By Patrick J. Buchanan
As for that $5 billion we send Israel and Egypt every year, it is more money than Ronald Reagan ever spent, in any single year, for SDI, a missile defense for the U.S. If national security is our concern, would it not make more sense to shift that $5 billion into a land-and-space-based missile defense for our own country, and all our allies? …
If one were to conduct a national opinion survey to discover which federal program a stressed-out Middle America most wanted to abolish, the runaway winner would be: foreign aid.
The idea that we should send endless streams of tax dollars all over the world, while our own country sinks slowly in an ocean of debt is, well, ludicrous. Almost every American knows it, feels it, believes it.
But the foreign-aid lobby need not worry. With the Democrats routed, the Republicans are mounting up and riding to the rescue.
Last week Sen. Mitch McConnell of Kentucky introduced the new Republican foreign-aid bill. The rhetoric was tough. In all my years on the Foreign Relations Committee, McConnell declared, “I can’t think of a single country, not one, that has graduated from foreign aid. Not a single country.” But after the hot rhetoric came the soothing reassurances. For the foreign-aid lobbies, the good times will continue to roll.
In McConnell’s bill, all big foreign-aid beneficiaries – Israel, Egypt and Russia – are home free. Not one dime is cut. Not once, but a dozen times, McConnell insisted in his press conference that “Europe and the Middle East” must be off limits to any aid cuts. Reason: “National security interest.”

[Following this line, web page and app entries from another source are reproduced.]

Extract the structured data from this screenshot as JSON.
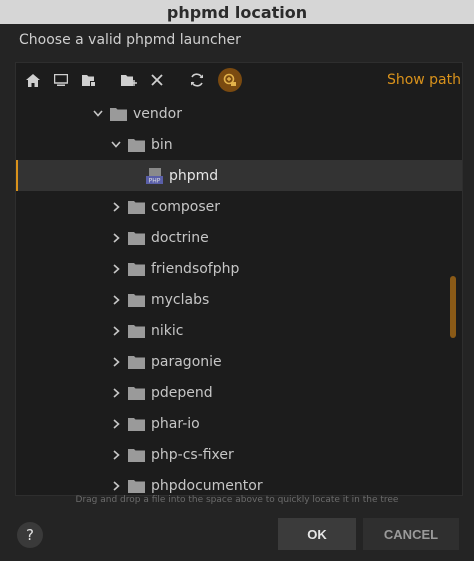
{
  "window": {
    "title": "phpmd location"
  },
  "prompt": "Choose a valid phpmd launcher",
  "toolbar": {
    "show_path_label": "Show path"
  },
  "tree": {
    "items": [
      {
        "label": "vendor",
        "expanded": true,
        "type": "folder"
      },
      {
        "label": "bin",
        "expanded": true,
        "type": "folder"
      },
      {
        "label": "phpmd",
        "type": "php-file",
        "selected": true
      },
      {
        "label": "composer",
        "expanded": false,
        "type": "folder"
      },
      {
        "label": "doctrine",
        "expanded": false,
        "type": "folder"
      },
      {
        "label": "friendsofphp",
        "expanded": false,
        "type": "folder"
      },
      {
        "label": "myclabs",
        "expanded": false,
        "type": "folder"
      },
      {
        "label": "nikic",
        "expanded": false,
        "type": "folder"
      },
      {
        "label": "paragonie",
        "expanded": false,
        "type": "folder"
      },
      {
        "label": "pdepend",
        "expanded": false,
        "type": "folder"
      },
      {
        "label": "phar-io",
        "expanded": false,
        "type": "folder"
      },
      {
        "label": "php-cs-fixer",
        "expanded": false,
        "type": "folder"
      },
      {
        "label": "phpdocumentor",
        "expanded": false,
        "type": "folder"
      }
    ]
  },
  "hint": "Drag and drop a file into the space above to quickly locate it in the tree",
  "buttons": {
    "help_label": "?",
    "ok_label": "OK",
    "cancel_label": "CANCEL"
  },
  "colors": {
    "accent": "#d9921b",
    "background": "#242424",
    "panel": "#1c1c1c"
  }
}
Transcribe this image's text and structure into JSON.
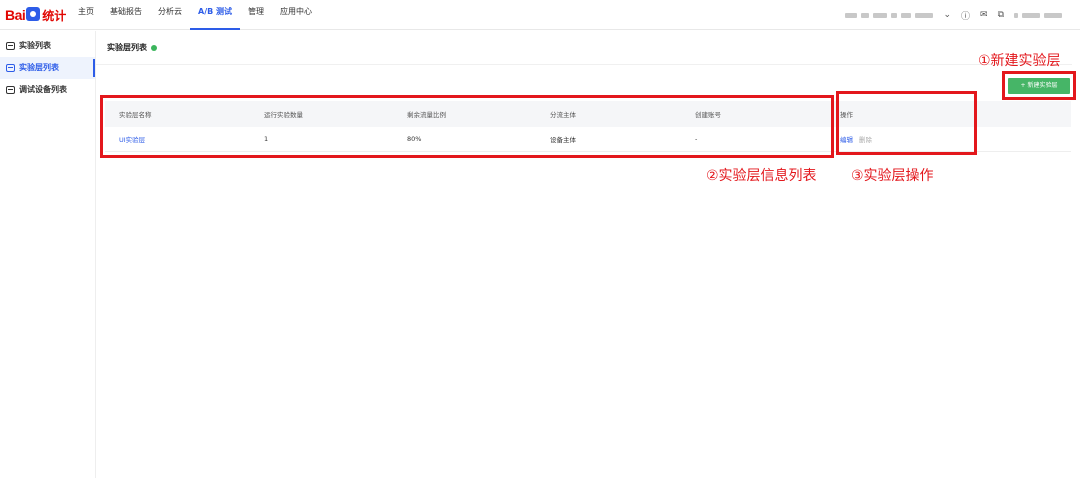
{
  "logo": {
    "bai": "Bai",
    "tongji": "统计"
  },
  "nav": [
    "主页",
    "基础报告",
    "分析云",
    "A/B 测试",
    "管理",
    "应用中心"
  ],
  "nav_active": 3,
  "header_icons": [
    "chevron-down-icon",
    "help-icon",
    "mail-icon",
    "copy-icon"
  ],
  "sidebar": {
    "items": [
      {
        "label": "实验列表",
        "icon": "list-icon"
      },
      {
        "label": "实验层列表",
        "icon": "layer-icon"
      },
      {
        "label": "调试设备列表",
        "icon": "device-icon"
      }
    ],
    "active": 1
  },
  "page": {
    "title": "实验层列表"
  },
  "new_button": "+ 新建实验层",
  "table": {
    "headers": [
      "实验层名称",
      "运行实验数量",
      "剩余流量比例",
      "分流主体",
      "创建账号",
      "操作"
    ],
    "rows": [
      {
        "name": "UI实验层",
        "count": "1",
        "ratio": "80%",
        "subject": "设备主体",
        "creator": "-",
        "edit": "编辑",
        "delete": "删除"
      }
    ]
  },
  "annotations": {
    "a1": "①新建实验层",
    "a2": "②实验层信息列表",
    "a3": "③实验层操作"
  },
  "colors": {
    "accent": "#2d5ce8",
    "button": "#46b567",
    "annotation": "#e3171c"
  }
}
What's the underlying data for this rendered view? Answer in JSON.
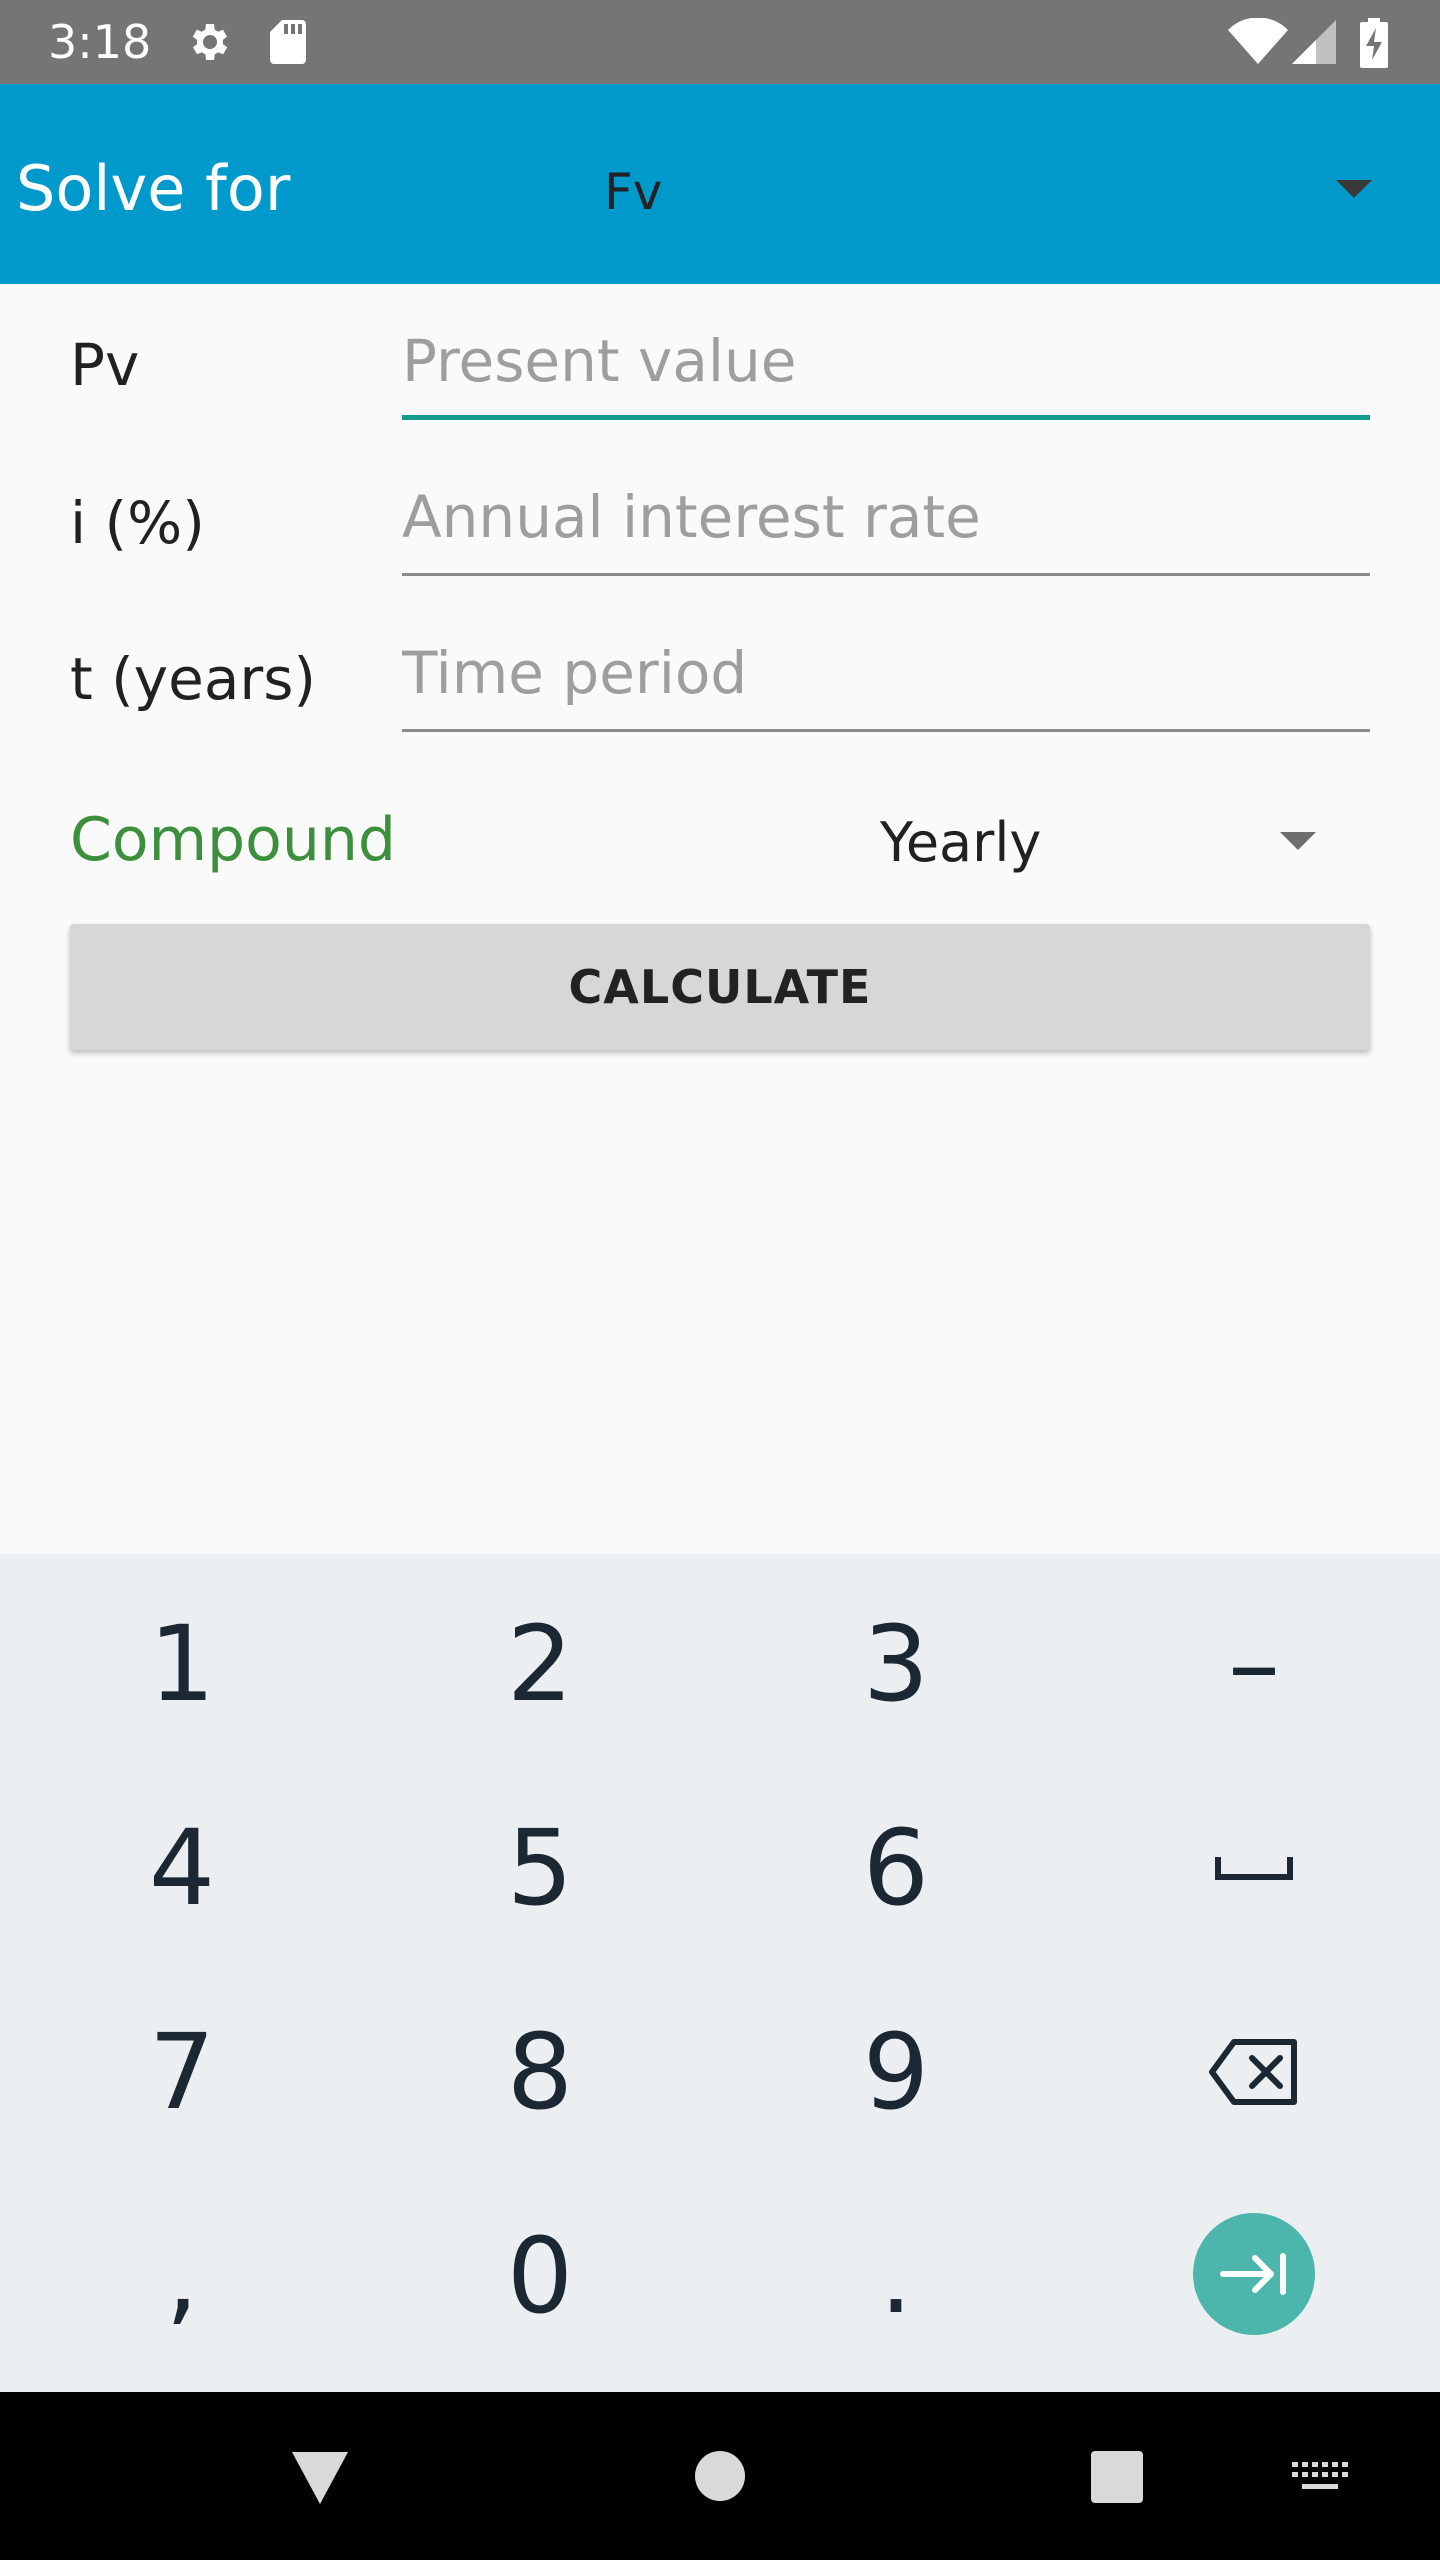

But, on its face, this seems preposterous. What, exactly, is the external threat to Egypt? Or from Egypt to the United States?
If President Hosni Mubarak is brought down, it will be by Islamic extremists. That movement is driven in part by an oversized U.S. presence in Cairo, and corruption of Cairo’s bureaucratic elite by U.S. aid dollars. If Egypt becomes a second Iran, foreign aid will be a primary cause.
As for Israel, this is 1995, not 1967. She has made peace with Egypt, Jordan, the PLO. Iraq’s military was smashed in the Gulf War. Syria has lost her soviet arms supplier. Saudi Arabia has come down with the fundamentalist fever.
As for that $5 billion we send Israel and Egypt every year, it is more money than Ronald Reagan ever spent, in any single year, for SDI, a missile defense for the U.S. If national security is our concern, would it not make more sense to shift that $5 billion into a land-and-space-based missile defense for our own country, and all our allies?
Foreign aid “can only be spent in countries committed, I repeat, committed, to the road to free-market reform,” declared McConnell. But, according to the excellent Index of Economic Freedom — just released by the Heritage Foundation — neither Israel nor Egypt really qualifies. Economically, both nations are ranked in the Index as, “Mostly Not Free.”
With a 50 percent personal tax rate, a 45 percent corporate rate, a value-added tax of 17 percent, and the state controlling 52 percent of the economy, Israel is a deeply socialized country. And Egypt makes Israel look like Hong Kong according to the Heritage index, Egypt’s public sector is “massive and inefficient”; the personal income tax hits 65 percent, and the corporate and capital-gains taxes top out at 40 percent. Aid dollars from Middle America are sustaining socialism in the Middle East.
Now, Egypt and Israel are friends. But we do friends no favor by putting them on the welfare rolls, which is what foreign aid is. It creates dependency, breeds corruption, corrodes honest relations, and bloats government at the expense of the private sector.
The way to convince Israel and Egypt to set out McConnell’s “road to market reform” is to end their foreign aid. Force Jerusalem and Cairo to downsize their regimes, sell off state enterprises, lay off bureaucrats. If Republicans believe the path to prosperity is through defunding, downsizing, and disempowering government, why are they doing the exact opposite in Israel and Egypt?
And Russia? Right now, the International Monetary Fund is working up a mammoth $6.5 billion loan, largest in IMF history, to finance a quarter of Russia’s deficit, and cobbling together another $6 billion fund to back the ruble. When these immense loans go into default, as they shall, who do you think will end up paying them off? Yep, your grandkids. One-fourth of America’s national debt is traceable to foreign aid.
“This is a new lease on life for foreign aid,” Sen. McConnell exulted at his press conference. Indeed, it is. It means foreign aid forever. But is that why America voted for the Republican Party in November?
Fascinating: The U.S.A., now greatest debtor nation in history, is out borrowing tens of billions yearly — going ever deeper in debt — to help other countries reduce their debts. Greater love than this has no nation, that it should lay down its life for its “friends.”